After initially turning a deaf ear to calls for change, Circuit City (CC) suddenly seems to be working double-time to respond to pressure from activist shareholder Mark Wattles.
Wattles, who has built up a 6.5% stake in the company over the past six months, started out calling for a change in the board of directors. But he has stepped up his rhetoric and in recent weeks called for an ouster of CEO Philip Schoonover as well as the entire board. Wattles also suggested that the company hire an investment bank to evaluate the possibility of a takeover offer since the company's turnaround plan (BusinessWeek.com, 2/29/08) has been "disastrous."
Sure enough, rumors swirled on Apr. 7 that Circuit City, the nation's No. 2 electronics retailer, with 677 stores, has hired the investment bank Goldman Sachs (GS) to pursue opportunities for a sale. Neither Circuit City nor Goldman Sachs would comment on that. The speculation followed a letter on Friday from Circuit City's lead director, Mikael Salovaara, to Wattles, in which Salovaara said he would schedule a meeting with Wattles, who heads up Wattles Capital Management. "I like any outcome that will benefit shareholders—whether it's achieved through a management change or by finding a buyer who will turn the company around, that's up to the board," says Wattles.

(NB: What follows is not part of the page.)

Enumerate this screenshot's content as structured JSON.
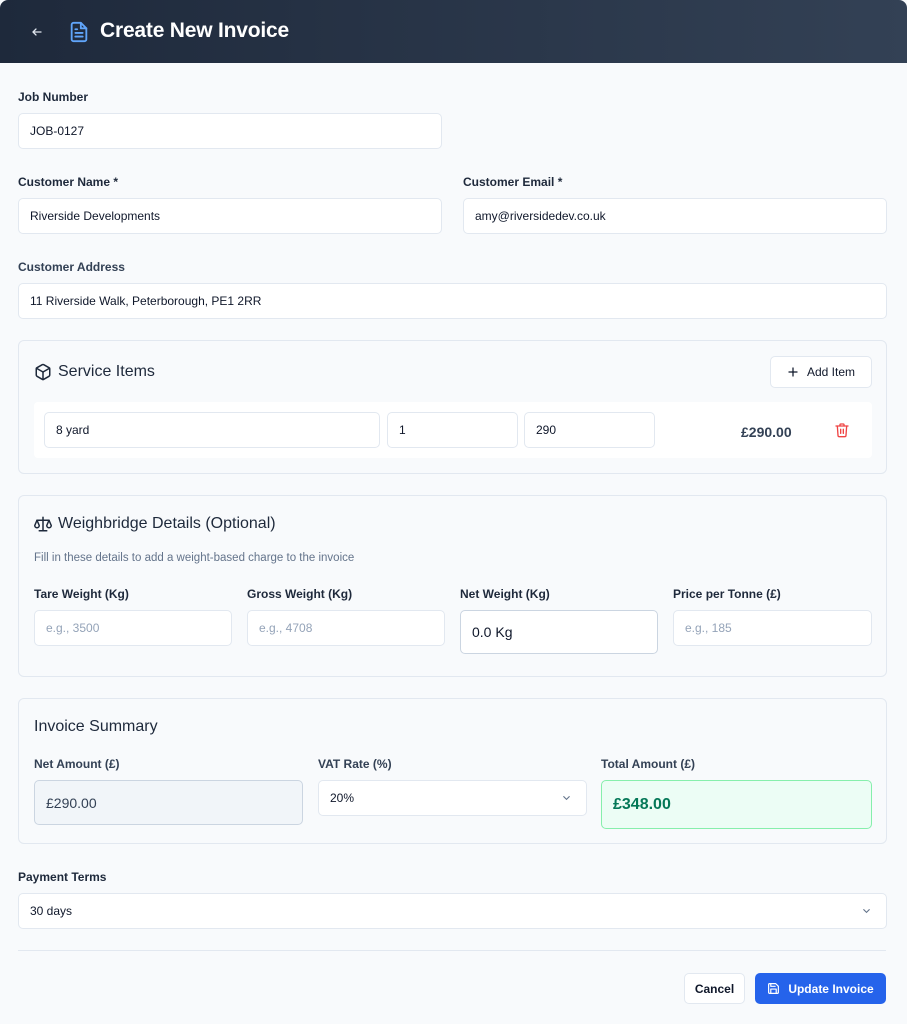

What everyone agrees on is that Circuit City needs some kind of jolt. Persistent cost cutting helped the beleaguered Richmond (Va.) company report a profit on Apr. 9 of $4.9 million for its fiscal fourth quarter ended Feb. 29. This ended a streak of five consecutive quarterly losses for the company as it battles increased competition from chief rival Best Buy (BBY), discount retailer Wal-Mart Stores (WMT), and warehouse club operators such as Costco (COST) in an environment where consumers are being very selective with their purchases. Even though the slim profit surprised Wall Street, it's clear the company is struggling to grow and revenue fell 8% to $3.65 billion. Sales at stores open at least a year, a key gauge of a retailer's performance, fell 10.4% in the quarter.
Wattles says he believes that Circuit City has woken up to the fact that a great number of shareholders are bristling for change and that Wattles isn't alone. Recently, other activist shareholders have moved in to acquire big stakes in the company: HBK Investments owns 9.2% of the shares, and D.E. Shaw owns 3%.
At a third-quarter conference call with analysts in December, Schoonover laid out a strategic plan for fiscal year 2009. Rather than a growth strategy, his plan includes "fixing" at least three lines of business. "We remain committed to a strategy that leads to improved sales and profitability in the near and long term," he said in the call. The only growth areas Schoonover was able to cite were the company's Firedog service—which handles computer repairs, home theater installations, and tech support—and its direct-channel business, which includes sales that originate with Circuit City's Web site and call centers. But those areas combined make up less than 20% of the company's overall sales. Circuit City's shares are now trading at 4.43, down 75% in the past year.
Layoffs Hurt Sales
The consumer electronics chain is also feeling the impact of laying off 3,400 highly paid workers, including some of its most experienced salespeople. Items that require more sales-floor expertise, such as higher-margin home theater systems and warranties, subsequently suffered a decline in sales.
Now Circuit City is under pressure to turn around its sales performance at a time when consumers have closed their wallets (BusinessWeek.com, 3/26/08) to big-ticket items and most discretionary spending. Its annual shareholder meeting takes place in June, at which Wattles will have a chance to place his slate of five new directors up for a vote. "Unless their performance changes between now and June, Circuit City knows that there will be material change at the executive or board level," says Wattles.
Goldman Sachs analyst Matthew Fassler says in a recent report that he's encouraged by Wattles' continued activism. Still, he expects Circuit City will have a tough time in a "bleak" environment where consumer spending is weak, TV prices are declining, and there is strong competition from all sides.